|© 2004 MLB Advanced Media, L.P. All rights reserved.|
Dodgers must try to get even10/05/2004 8:06 PM ET
By John Schlegel / MLB.com
ST. LOUIS -- Game 1 of the National League Division Series on Tuesday was Dodgers manager Jim Tracy's first postseason experience, but he's got the Game 2 approach down pat. The Cardinals posted a decisive 8-3 victory over his Dodgers with a five-homer performance in front of a red sea of 52,000-plus at Busch Stadium, but Tracy knows there's always tomorrow -- or day after tomorrow, in this case. When the Dodgers hit the field Thursday for Game 2, they won't be going in worrying about Game 1. "Our momentum can be re-created beginning on Thursday when Jeff Weaver goes out there," Tracy said, referring to his Game 2 starter. "I just really feel that if we get adequate starting pitching, we have a good chance to hang in the series for quite a while and possibly win it. "Being down one game is not something to feel distraught over or think that you can't come back and win the series. It's the first team to three that wins, and however you go about doing that, it doesn't matter. You just have to get to three before the other guy does." In Thursday's 8:09 p.m. ET start for Game 2, Tracy will send right-hander Weaver to the mound to try to get the Dodgers moving in the right direction. Weaver (13-13, 4.01) will be matched against right-hander Jason Marquis (15-7, 3.71), who brings nine regular-season home wins this year into the start.
No doubt, Game 1 was one game. But it was a big one for the Cardinals, who brushed aside any notions that they might have lost some steam after they clinched the NL Central back on Sept. 20.Five homers, accompanied by five curtain calls by rabid Redbirds fans, will do plenty to get the momentum going in your favor. Thing is, Cards manager Tony La Russa didn't really think the Cardinals ever lost any momentum. There was no switch to be turned on, even if the Cards lit up the sky with powerful fireworks in Game 1. "I think part of why we got going was because we didn't really turn it off," La Russa said. "We've talked about it. I repeated it a few times and I'll repeat myself again.
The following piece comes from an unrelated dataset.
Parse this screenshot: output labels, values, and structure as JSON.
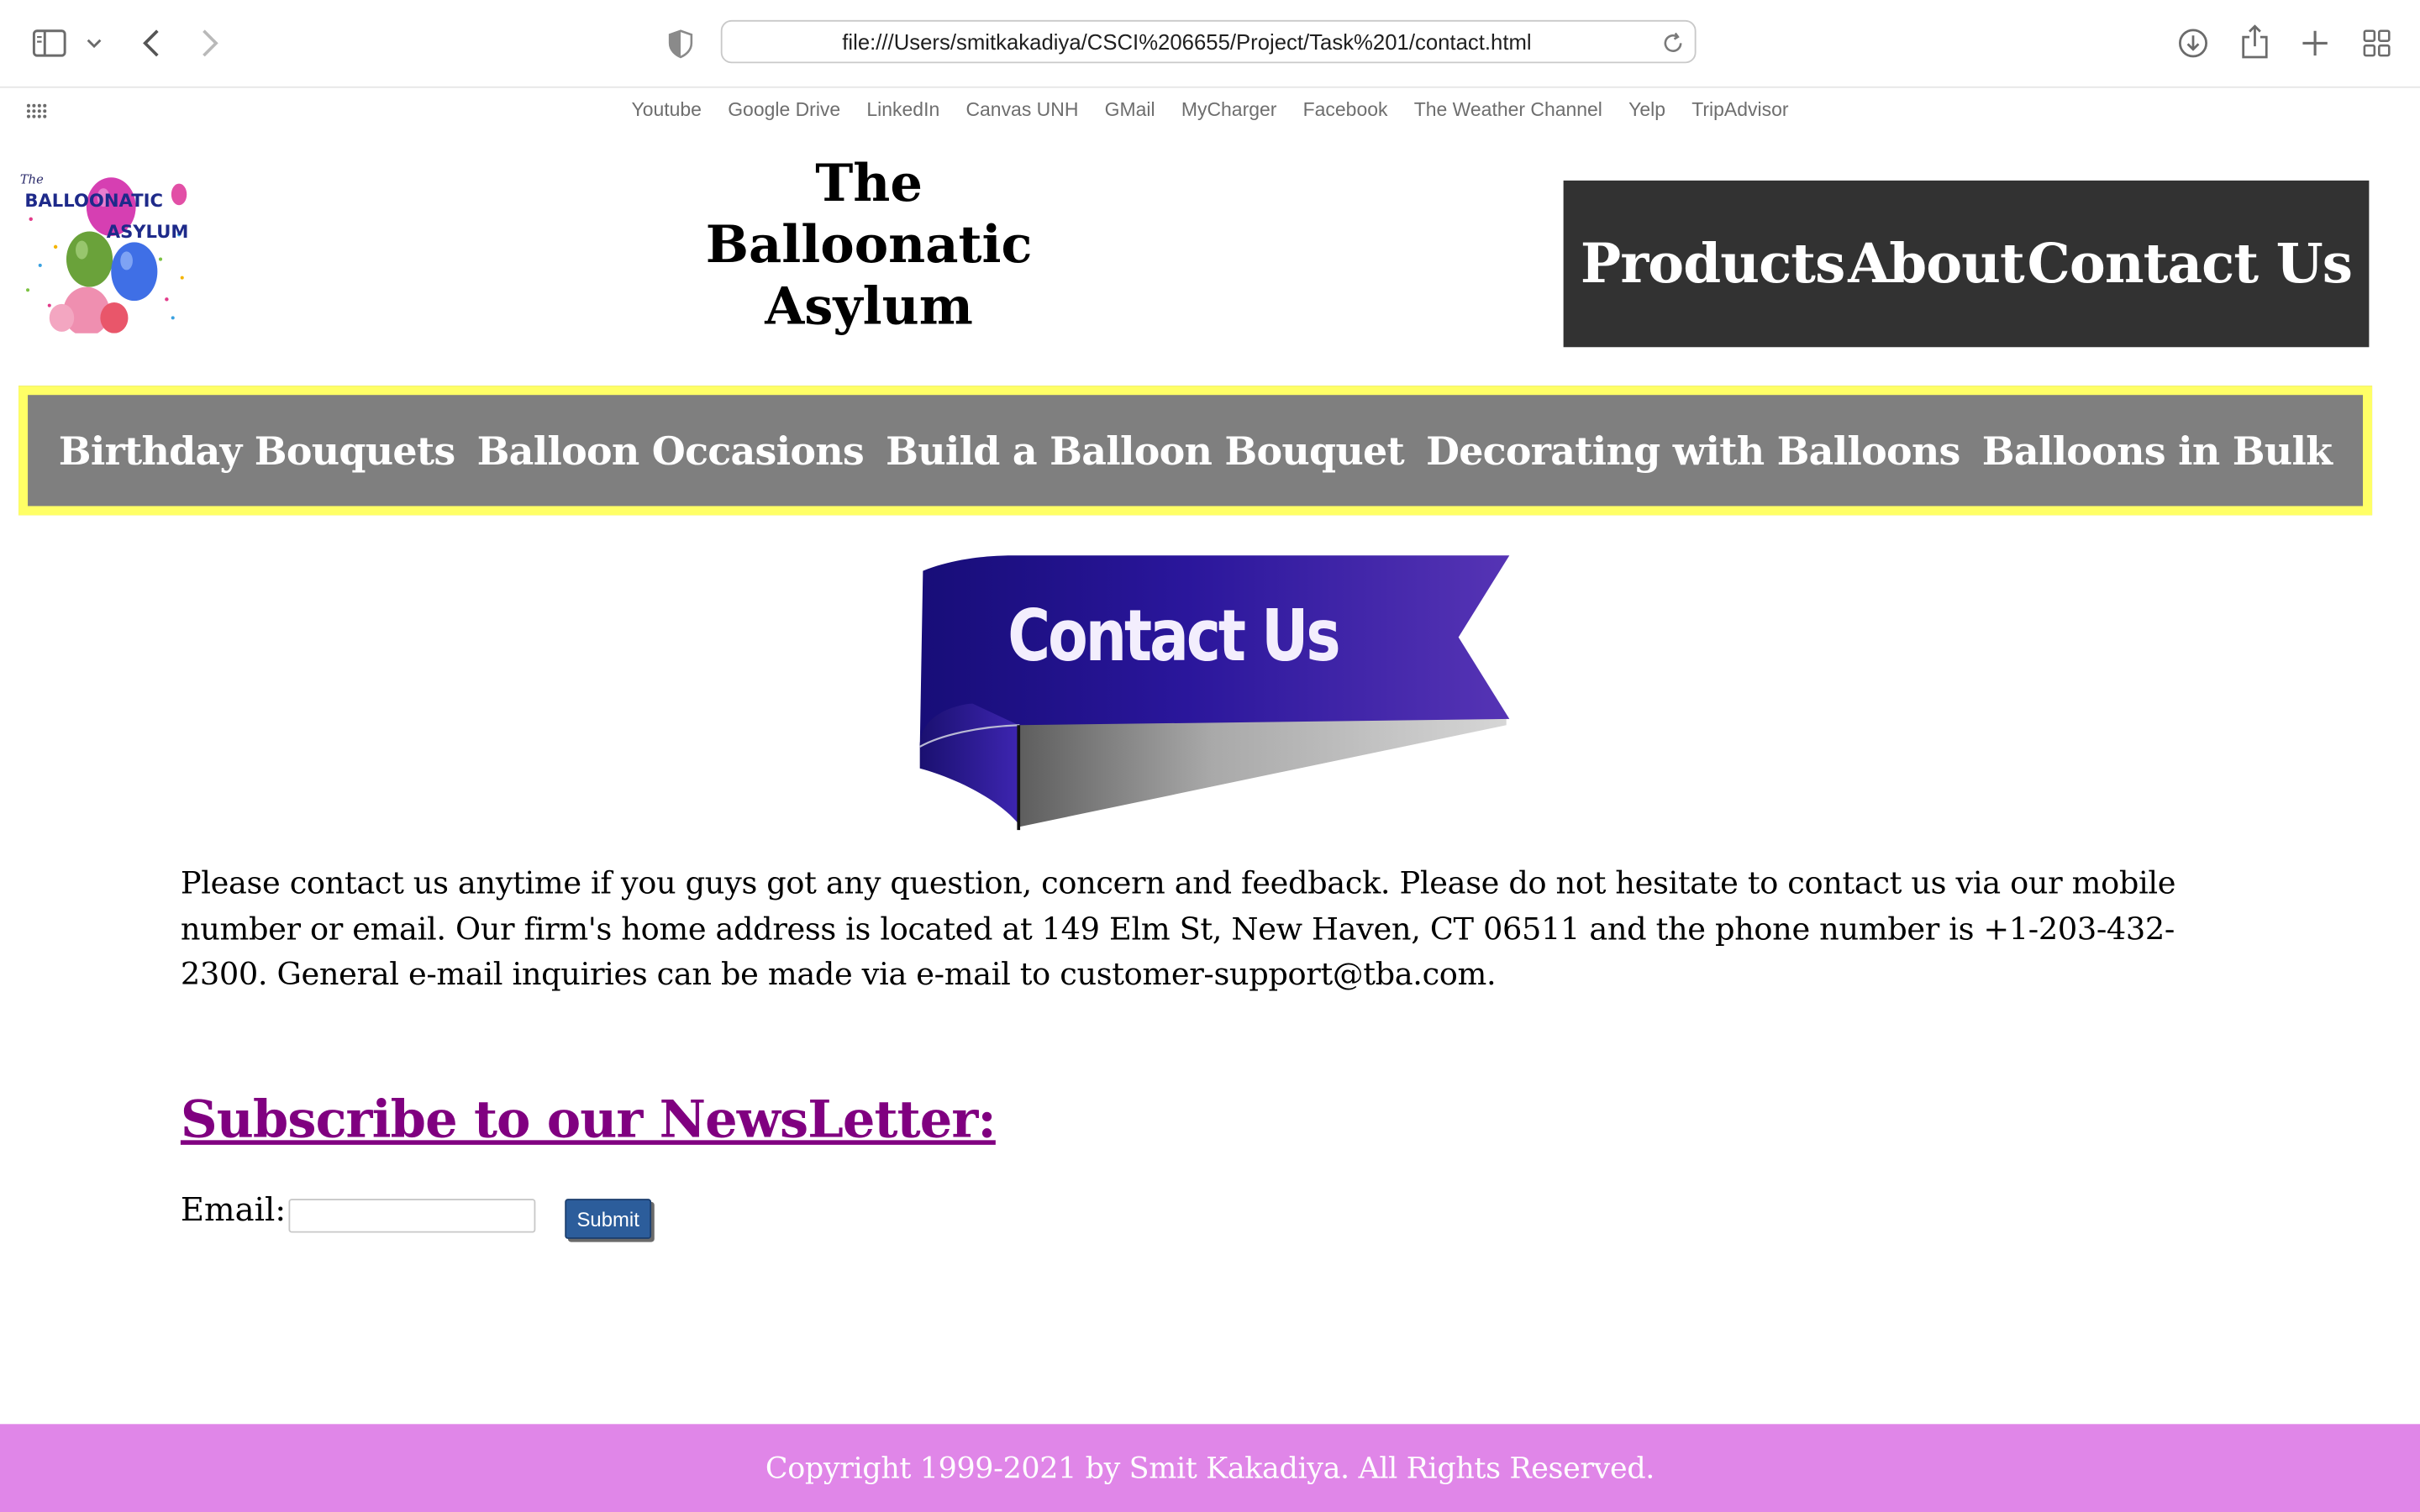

If you're tired, you're hurt, you don't play good." Now, the Cardinals are healthy, the lineup is intact and on Tuesday they played like the type of team that can win 105 games in a season, not the team that lost five of the last seven games of the regular season. "I never once doubted my teammates or what they could do when it was time to show up," said Game 1 winner Woody Williams.
Said La Russa: "We weren't starting from scratch."Neither were the Dodgers, who brought tremendous momentum into the series after clinching the NL West on the second-to-last day of the regular season with their club-record 53rd comeback win. It'll take another comeback of a much higher caliber to overtake the Cardinals, that's for sure. Just getting a game off them at home is a big challenge. The Cardinals are now 7-1 in Division Series play at Busch Stadium, having won all three of their home Division Series openers. The two teams get a workout day Wednesday to get ready for Game 2. That's good news for the Cardinals, who will get a day of rest for their three bullpen stalwarts -- lefties Steve Kline and Ray King, and closer Jason Isringhausen. They all pitched Tuesday, but they should be fresh for Thursday. Asked if he thought the layoff might be difficult after the Cardinals had regained so much momentum, La Russa said, "There isn't anything in the postseason that's difficult -- not flying all night, nothing. Everybody's just so excited to be in it. It's the same for both of us."
This story was not subject to the approval of Major League Baseball or its clubs.